    Sep 18, 2009. 02:15 PM | 3 Likes Like |Link to Comment
  • Is the Recession Really Over? [View article]

    On Sep 16 08:32 AM Value Added wrote:

    > Is the recession really over? The answer is a resounding NO. The
    > ECRI leading indicators are not looking at the correct data. Apparently
    > foremost among those indicators are firms' earnings "beating expectations".
    > Sure. With abysmal expectations, everybody beats expectations, as
    > for example, when losses are less than expected losses. More important
    > indicators are consumer spending, insider selling, historical earnings
    > (not "versus expectations"), and foreclosure trends. By all measures
    > I examine, we're still deep in the woods.

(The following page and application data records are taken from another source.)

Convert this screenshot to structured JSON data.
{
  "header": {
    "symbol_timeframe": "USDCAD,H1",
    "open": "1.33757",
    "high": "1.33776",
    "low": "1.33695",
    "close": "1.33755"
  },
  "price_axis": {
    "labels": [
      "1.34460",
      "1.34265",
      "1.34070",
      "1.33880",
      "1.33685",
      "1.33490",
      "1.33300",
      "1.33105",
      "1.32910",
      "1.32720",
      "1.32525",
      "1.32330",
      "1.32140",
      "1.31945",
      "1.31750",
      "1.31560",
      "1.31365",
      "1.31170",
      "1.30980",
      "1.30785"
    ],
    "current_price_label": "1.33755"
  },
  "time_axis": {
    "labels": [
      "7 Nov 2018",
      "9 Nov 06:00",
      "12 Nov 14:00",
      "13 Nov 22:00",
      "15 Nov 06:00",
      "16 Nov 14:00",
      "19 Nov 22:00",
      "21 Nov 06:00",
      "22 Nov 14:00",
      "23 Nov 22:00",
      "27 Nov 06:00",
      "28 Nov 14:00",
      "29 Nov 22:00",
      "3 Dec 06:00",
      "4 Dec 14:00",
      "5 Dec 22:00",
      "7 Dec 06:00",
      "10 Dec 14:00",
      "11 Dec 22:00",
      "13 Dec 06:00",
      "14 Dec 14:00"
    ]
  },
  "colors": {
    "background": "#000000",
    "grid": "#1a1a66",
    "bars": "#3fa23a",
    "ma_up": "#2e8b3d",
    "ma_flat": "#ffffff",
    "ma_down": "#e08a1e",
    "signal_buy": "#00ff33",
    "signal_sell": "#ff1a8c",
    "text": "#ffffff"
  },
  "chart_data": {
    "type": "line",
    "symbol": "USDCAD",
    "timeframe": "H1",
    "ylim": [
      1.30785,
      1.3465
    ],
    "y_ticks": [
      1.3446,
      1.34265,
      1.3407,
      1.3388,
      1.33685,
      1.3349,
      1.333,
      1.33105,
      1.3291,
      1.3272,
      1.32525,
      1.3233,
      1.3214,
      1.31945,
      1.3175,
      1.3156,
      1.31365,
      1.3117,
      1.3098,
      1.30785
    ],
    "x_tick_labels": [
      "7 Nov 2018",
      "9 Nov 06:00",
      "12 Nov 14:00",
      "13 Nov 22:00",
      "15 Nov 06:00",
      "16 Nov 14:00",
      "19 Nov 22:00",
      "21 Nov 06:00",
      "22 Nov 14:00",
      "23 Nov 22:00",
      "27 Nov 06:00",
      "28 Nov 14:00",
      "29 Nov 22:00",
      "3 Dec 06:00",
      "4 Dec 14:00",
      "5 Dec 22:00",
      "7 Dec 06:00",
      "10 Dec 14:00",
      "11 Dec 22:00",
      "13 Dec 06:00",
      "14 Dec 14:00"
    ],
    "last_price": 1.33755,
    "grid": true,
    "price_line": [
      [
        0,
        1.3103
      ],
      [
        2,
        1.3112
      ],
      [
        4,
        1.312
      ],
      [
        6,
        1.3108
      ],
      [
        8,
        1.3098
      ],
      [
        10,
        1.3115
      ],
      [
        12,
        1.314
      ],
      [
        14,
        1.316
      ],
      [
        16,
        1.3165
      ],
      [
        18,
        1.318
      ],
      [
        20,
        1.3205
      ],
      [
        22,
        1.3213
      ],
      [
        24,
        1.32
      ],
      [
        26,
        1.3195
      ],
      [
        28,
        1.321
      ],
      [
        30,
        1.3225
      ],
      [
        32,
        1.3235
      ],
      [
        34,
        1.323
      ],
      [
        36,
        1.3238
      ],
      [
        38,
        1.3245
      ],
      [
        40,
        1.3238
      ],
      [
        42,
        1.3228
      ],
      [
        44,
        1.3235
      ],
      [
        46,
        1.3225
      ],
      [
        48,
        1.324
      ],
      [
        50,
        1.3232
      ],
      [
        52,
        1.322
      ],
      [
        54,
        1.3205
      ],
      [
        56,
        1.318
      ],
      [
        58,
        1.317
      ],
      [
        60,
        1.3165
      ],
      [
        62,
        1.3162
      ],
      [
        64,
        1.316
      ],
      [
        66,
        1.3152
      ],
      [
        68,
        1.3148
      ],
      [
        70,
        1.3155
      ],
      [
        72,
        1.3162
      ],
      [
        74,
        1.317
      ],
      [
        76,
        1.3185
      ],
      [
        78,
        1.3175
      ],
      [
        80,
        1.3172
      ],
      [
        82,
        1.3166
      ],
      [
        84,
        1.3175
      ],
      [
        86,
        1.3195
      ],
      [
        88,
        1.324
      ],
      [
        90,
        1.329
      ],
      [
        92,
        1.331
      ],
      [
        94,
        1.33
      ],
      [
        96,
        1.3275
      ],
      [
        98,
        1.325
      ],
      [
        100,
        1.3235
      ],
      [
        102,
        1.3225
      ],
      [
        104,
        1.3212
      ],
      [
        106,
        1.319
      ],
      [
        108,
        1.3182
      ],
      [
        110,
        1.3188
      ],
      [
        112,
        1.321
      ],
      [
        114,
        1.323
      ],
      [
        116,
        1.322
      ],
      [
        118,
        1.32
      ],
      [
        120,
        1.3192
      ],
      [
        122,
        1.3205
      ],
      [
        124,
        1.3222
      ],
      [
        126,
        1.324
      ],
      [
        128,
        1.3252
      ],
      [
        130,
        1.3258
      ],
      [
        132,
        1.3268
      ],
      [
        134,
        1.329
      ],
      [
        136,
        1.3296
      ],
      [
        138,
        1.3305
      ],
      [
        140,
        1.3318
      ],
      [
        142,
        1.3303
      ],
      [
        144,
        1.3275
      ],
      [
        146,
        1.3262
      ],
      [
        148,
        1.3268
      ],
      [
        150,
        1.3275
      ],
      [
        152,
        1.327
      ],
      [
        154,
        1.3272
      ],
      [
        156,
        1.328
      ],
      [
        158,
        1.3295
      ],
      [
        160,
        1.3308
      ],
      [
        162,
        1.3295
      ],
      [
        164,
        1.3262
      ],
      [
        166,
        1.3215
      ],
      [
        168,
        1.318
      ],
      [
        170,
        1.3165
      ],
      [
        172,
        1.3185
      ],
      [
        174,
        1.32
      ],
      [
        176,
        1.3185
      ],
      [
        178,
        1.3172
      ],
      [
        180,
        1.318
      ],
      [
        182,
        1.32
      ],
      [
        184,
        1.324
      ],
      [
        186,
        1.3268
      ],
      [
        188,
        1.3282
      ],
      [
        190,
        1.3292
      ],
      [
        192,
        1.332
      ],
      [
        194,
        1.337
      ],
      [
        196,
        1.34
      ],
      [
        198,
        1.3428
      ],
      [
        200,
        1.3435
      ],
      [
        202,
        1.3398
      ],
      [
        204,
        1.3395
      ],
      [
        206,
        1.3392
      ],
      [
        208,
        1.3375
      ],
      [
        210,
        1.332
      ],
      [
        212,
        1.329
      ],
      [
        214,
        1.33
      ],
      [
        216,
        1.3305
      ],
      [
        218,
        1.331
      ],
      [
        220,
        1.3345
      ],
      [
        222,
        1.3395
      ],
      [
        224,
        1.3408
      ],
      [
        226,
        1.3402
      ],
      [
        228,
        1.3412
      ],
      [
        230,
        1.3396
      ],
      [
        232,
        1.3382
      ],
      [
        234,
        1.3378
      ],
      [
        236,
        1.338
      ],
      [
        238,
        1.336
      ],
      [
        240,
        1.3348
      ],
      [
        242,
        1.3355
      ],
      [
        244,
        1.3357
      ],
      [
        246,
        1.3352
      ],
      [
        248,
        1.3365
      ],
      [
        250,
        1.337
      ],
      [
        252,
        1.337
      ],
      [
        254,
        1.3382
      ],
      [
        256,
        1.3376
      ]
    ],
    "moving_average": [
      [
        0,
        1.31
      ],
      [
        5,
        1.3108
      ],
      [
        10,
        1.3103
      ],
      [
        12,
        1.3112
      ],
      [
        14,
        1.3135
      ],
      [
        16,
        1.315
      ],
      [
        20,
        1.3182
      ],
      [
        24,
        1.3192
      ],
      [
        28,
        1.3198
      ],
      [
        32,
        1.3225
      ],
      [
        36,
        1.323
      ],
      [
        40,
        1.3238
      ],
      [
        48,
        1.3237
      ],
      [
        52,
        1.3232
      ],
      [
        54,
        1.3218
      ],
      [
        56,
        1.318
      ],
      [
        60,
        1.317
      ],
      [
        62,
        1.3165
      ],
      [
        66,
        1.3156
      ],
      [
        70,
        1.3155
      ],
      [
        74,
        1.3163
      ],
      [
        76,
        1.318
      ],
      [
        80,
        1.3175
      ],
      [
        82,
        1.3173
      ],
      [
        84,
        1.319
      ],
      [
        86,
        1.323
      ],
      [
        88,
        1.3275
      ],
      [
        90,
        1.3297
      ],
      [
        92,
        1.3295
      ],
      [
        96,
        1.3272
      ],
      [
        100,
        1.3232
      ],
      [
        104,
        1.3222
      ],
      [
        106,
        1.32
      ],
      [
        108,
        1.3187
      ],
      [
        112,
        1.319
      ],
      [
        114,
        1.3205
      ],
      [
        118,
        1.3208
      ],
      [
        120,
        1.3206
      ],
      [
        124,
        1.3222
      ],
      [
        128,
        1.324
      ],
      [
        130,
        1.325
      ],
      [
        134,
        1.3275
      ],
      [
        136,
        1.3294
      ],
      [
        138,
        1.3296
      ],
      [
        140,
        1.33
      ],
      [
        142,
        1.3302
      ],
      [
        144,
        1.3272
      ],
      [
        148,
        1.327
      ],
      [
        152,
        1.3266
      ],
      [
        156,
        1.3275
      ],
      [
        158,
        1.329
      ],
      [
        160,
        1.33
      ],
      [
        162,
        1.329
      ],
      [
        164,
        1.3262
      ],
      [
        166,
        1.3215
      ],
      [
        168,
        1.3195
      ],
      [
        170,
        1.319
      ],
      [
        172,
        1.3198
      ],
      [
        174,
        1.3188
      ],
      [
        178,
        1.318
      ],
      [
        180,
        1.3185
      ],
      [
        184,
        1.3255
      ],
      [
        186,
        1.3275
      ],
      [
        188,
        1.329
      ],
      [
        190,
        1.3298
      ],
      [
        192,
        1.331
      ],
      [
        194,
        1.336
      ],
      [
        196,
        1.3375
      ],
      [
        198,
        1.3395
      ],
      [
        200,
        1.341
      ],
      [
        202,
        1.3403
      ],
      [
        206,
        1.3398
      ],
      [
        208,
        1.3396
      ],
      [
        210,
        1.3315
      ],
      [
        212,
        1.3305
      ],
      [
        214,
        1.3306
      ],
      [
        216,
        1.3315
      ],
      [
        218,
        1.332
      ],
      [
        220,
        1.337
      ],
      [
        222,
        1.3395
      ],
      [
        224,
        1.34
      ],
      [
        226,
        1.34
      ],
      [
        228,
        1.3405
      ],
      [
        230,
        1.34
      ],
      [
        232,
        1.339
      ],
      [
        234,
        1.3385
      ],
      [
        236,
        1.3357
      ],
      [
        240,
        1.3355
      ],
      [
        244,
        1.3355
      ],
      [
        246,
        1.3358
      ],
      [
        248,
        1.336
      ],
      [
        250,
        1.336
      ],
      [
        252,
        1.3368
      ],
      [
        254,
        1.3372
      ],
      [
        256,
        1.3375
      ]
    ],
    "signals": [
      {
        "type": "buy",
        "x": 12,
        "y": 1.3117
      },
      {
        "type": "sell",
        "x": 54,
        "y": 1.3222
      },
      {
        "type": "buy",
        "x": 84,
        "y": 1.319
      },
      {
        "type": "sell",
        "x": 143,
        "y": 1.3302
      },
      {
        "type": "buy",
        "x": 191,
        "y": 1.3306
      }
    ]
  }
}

    While I'm not an economist it *is* hard to "get" what is being said in the meedya. Recent housing related headlines have all been so positive but as you point out foreclosures are rising. If housing sale volumes are increasing due to distressed sellers why is that good news? If un + under employment is 16.8% (according to the BLS) how is that likely to lead to increased consumer spending, e.g. that a large number of people compared to 2008 that have less cash to spend. And so on...
    Sep 16, 2009. 02:27 PM | 4 Likes Like |Link to Comment
  • A Lot of Caveats to This Recovery Scenario [View article]
    Chinese stockpiling started to taper off months ago yet metal prices continue to rise (inexplicably? ...dollar weakness?). US imports from China are down significantly relative to 2008 numbers. Presumably if Chinese production slows due to lower exports, metals will eventually correct in the face of dwindling demand.
    Sep 15, 2009. 02:09 PM | 5 Likes Like |Link to Comment